— ASSIGNMENT —
Below are records; count the lines in them that hold "Fechamento" and give only the count.

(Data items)
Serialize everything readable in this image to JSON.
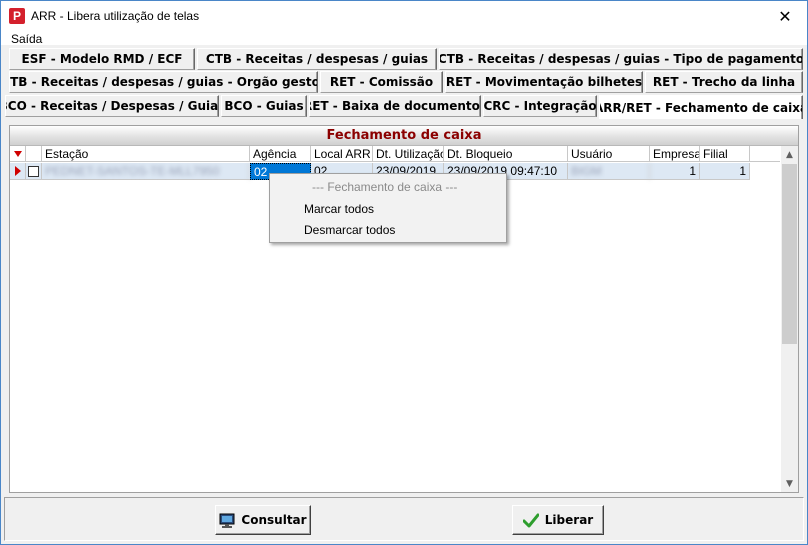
{
  "window": {
    "title": "ARR - Libera utilização de telas",
    "app_icon": "P",
    "close": "✕"
  },
  "menu": {
    "items": [
      {
        "label": "Saída"
      }
    ]
  },
  "tabs": {
    "row1": [
      {
        "label": "ESF - Modelo RMD / ECF"
      },
      {
        "label": "CTB - Receitas / despesas / guias"
      },
      {
        "label": "CTB - Receitas / despesas / guias - Tipo de pagamento"
      }
    ],
    "row2": [
      {
        "label": "CTB - Receitas / despesas / guias - Orgão gestor"
      },
      {
        "label": "RET - Comissão"
      },
      {
        "label": "RET - Movimentação bilhetes"
      },
      {
        "label": "RET - Trecho da linha"
      }
    ],
    "row3": [
      {
        "label": "BCO - Receitas / Despesas / Guias"
      },
      {
        "label": "BCO - Guias"
      },
      {
        "label": "RET - Baixa de documentos"
      },
      {
        "label": "CRC - Integração"
      },
      {
        "label": "ARR/RET - Fechamento de caixa",
        "active": true
      }
    ]
  },
  "panel": {
    "title": "Fechamento de caixa"
  },
  "grid": {
    "columns": [
      "Estação",
      "Agência",
      "Local ARR",
      "Dt. Utilização",
      "Dt. Bloqueio",
      "Usuário",
      "Empresa",
      "Filial"
    ],
    "rows": [
      {
        "estacao": "PEDNET-SANTOS-TE-MLL7950",
        "agencia": "02",
        "local_arr": "02",
        "dt_utilizacao": "23/09/2019",
        "dt_bloqueio": "23/09/2019 09:47:10",
        "usuario": "BIGM",
        "empresa": "1",
        "filial": "1"
      }
    ]
  },
  "context_menu": {
    "header": "--- Fechamento de caixa ---",
    "items": [
      {
        "label": "Marcar todos"
      },
      {
        "label": "Desmarcar todos"
      }
    ]
  },
  "footer": {
    "consultar_label": "Consultar",
    "liberar_label": "Liberar"
  },
  "colors": {
    "accent_red": "#8b0000",
    "selection_blue": "#0078d7",
    "row_bg": "#dde8f4",
    "check_green": "#2e9e2e"
  }
}
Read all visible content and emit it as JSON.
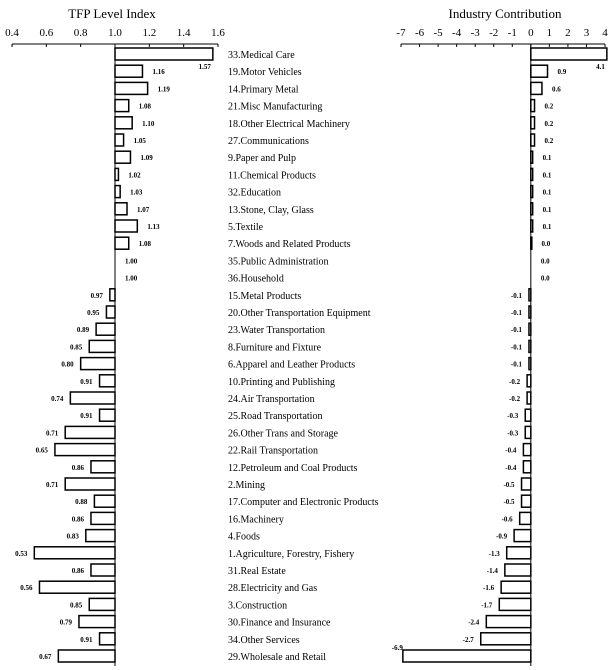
{
  "chart_data": [
    {
      "type": "bar",
      "orientation": "horizontal",
      "title": "TFP Level Index",
      "baseline": 1.0,
      "xlim": [
        0.4,
        1.6
      ],
      "xticks": [
        "0.4",
        "0.6",
        "0.8",
        "1.0",
        "1.2",
        "1.4",
        "1.6"
      ],
      "categories": [
        "33.Medical Care",
        "19.Motor Vehicles",
        "14.Primary Metal",
        "21.Misc Manufacturing",
        "18.Other Electrical Machinery",
        "27.Communications",
        "9.Paper and Pulp",
        "11.Chemical Products",
        "32.Education",
        "13.Stone, Clay, Glass",
        "5.Textile",
        "7.Woods and Related Products",
        "35.Public Administration",
        "36.Household",
        "15.Metal Products",
        "20.Other Transportation Equipment",
        "23.Water Transportation",
        "8.Furniture and Fixture",
        "6.Apparel and Leather Products",
        "10.Printing and Publishing",
        "24.Air Transportation",
        "25.Road Transportation",
        "26.Other Trans and Storage",
        "22.Rail Transportation",
        "12.Petroleum and Coal Products",
        "2.Mining",
        "17.Computer and Electronic Products",
        "16.Machinery",
        "4.Foods",
        "1.Agriculture, Forestry, Fishery",
        "31.Real Estate",
        "28.Electricity and Gas",
        "3.Construction",
        "30.Finance and Insurance",
        "34.Other Services",
        "29.Wholesale and Retail"
      ],
      "values": [
        1.57,
        1.16,
        1.19,
        1.08,
        1.1,
        1.05,
        1.09,
        1.02,
        1.03,
        1.07,
        1.13,
        1.08,
        1.0,
        1.0,
        0.97,
        0.95,
        0.89,
        0.85,
        0.8,
        0.91,
        0.74,
        0.91,
        0.71,
        0.65,
        0.86,
        0.71,
        0.88,
        0.86,
        0.83,
        0.53,
        0.86,
        0.56,
        0.85,
        0.79,
        0.91,
        0.67
      ],
      "labels": [
        "1.57",
        "1.16",
        "1.19",
        "1.08",
        "1.10",
        "1.05",
        "1.09",
        "1.02",
        "1.03",
        "1.07",
        "1.13",
        "1.08",
        "1.00",
        "1.00",
        "0.97",
        "0.95",
        "0.89",
        "0.85",
        "0.80",
        "0.91",
        "0.74",
        "0.91",
        "0.71",
        "0.65",
        "0.86",
        "0.71",
        "0.88",
        "0.86",
        "0.83",
        "0.53",
        "0.86",
        "0.56",
        "0.85",
        "0.79",
        "0.91",
        "0.67"
      ]
    },
    {
      "type": "bar",
      "orientation": "horizontal",
      "title": "Industry Contribution",
      "baseline": 0,
      "xlim": [
        -7,
        4
      ],
      "xticks": [
        "-7",
        "-6",
        "-5",
        "-4",
        "-3",
        "-2",
        "-1",
        "0",
        "1",
        "2",
        "3",
        "4"
      ],
      "values": [
        4.1,
        0.9,
        0.6,
        0.2,
        0.2,
        0.2,
        0.1,
        0.1,
        0.1,
        0.1,
        0.1,
        0.04,
        0.0,
        0.0,
        -0.1,
        -0.1,
        -0.1,
        -0.1,
        -0.1,
        -0.2,
        -0.2,
        -0.3,
        -0.3,
        -0.4,
        -0.4,
        -0.5,
        -0.5,
        -0.6,
        -0.9,
        -1.3,
        -1.4,
        -1.6,
        -1.7,
        -2.4,
        -2.7,
        -6.9
      ],
      "labels": [
        "4.1",
        "0.9",
        "0.6",
        "0.2",
        "0.2",
        "0.2",
        "0.1",
        "0.1",
        "0.1",
        "0.1",
        "0.1",
        "0.0",
        "0.0",
        "0.0",
        "-0.1",
        "-0.1",
        "-0.1",
        "-0.1",
        "-0.1",
        "-0.2",
        "-0.2",
        "-0.3",
        "-0.3",
        "-0.4",
        "-0.4",
        "-0.5",
        "-0.5",
        "-0.6",
        "-0.9",
        "-1.3",
        "-1.4",
        "-1.6",
        "-1.7",
        "-2.4",
        "-2.7",
        "-6.9"
      ]
    }
  ]
}
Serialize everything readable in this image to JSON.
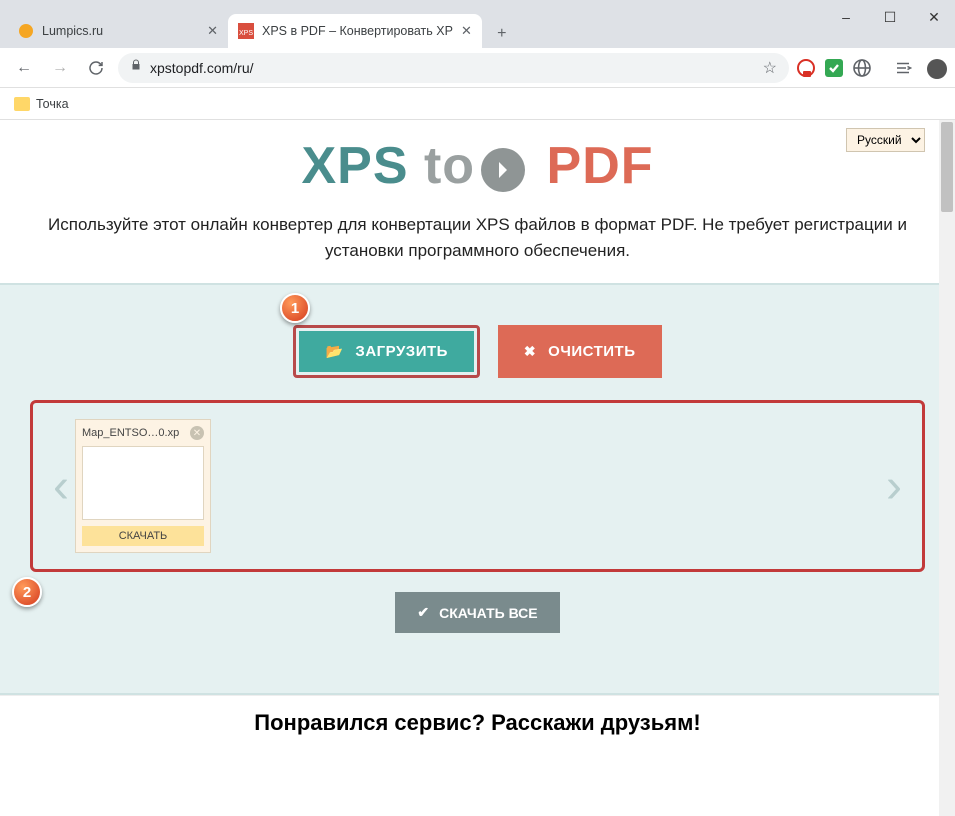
{
  "window": {
    "minimize": "–",
    "maximize": "☐",
    "close": "✕"
  },
  "tabs": [
    {
      "title": "Lumpics.ru",
      "active": false
    },
    {
      "title": "XPS в PDF – Конвертировать XP",
      "active": true
    }
  ],
  "newTab": "+",
  "nav": {
    "back": "←",
    "forward": "→",
    "reload": "↻"
  },
  "addressBar": {
    "lock": "🔒",
    "url": "xpstopdf.com/ru/",
    "star": "☆"
  },
  "bookmarks": {
    "item1": "Точка"
  },
  "langSelect": {
    "value": "Русский"
  },
  "logo": {
    "xps": "XPS",
    "to": "to",
    "pdf": "PDF"
  },
  "description": "Используйте этот онлайн конвертер для конвертации XPS файлов в формат PDF. Не требует регистрации и установки программного обеспечения.",
  "buttons": {
    "upload": "ЗАГРУЗИТЬ",
    "clear": "ОЧИСТИТЬ",
    "downloadAll": "СКАЧАТЬ ВСЕ"
  },
  "file": {
    "name": "Map_ENTSO…0.xp",
    "download": "СКАЧАТЬ"
  },
  "carousel": {
    "prev": "‹",
    "next": "›"
  },
  "share": "Понравился сервис? Расскажи друзьям!",
  "callouts": {
    "c1": "1",
    "c2": "2"
  }
}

— TASK OUTPUT —
3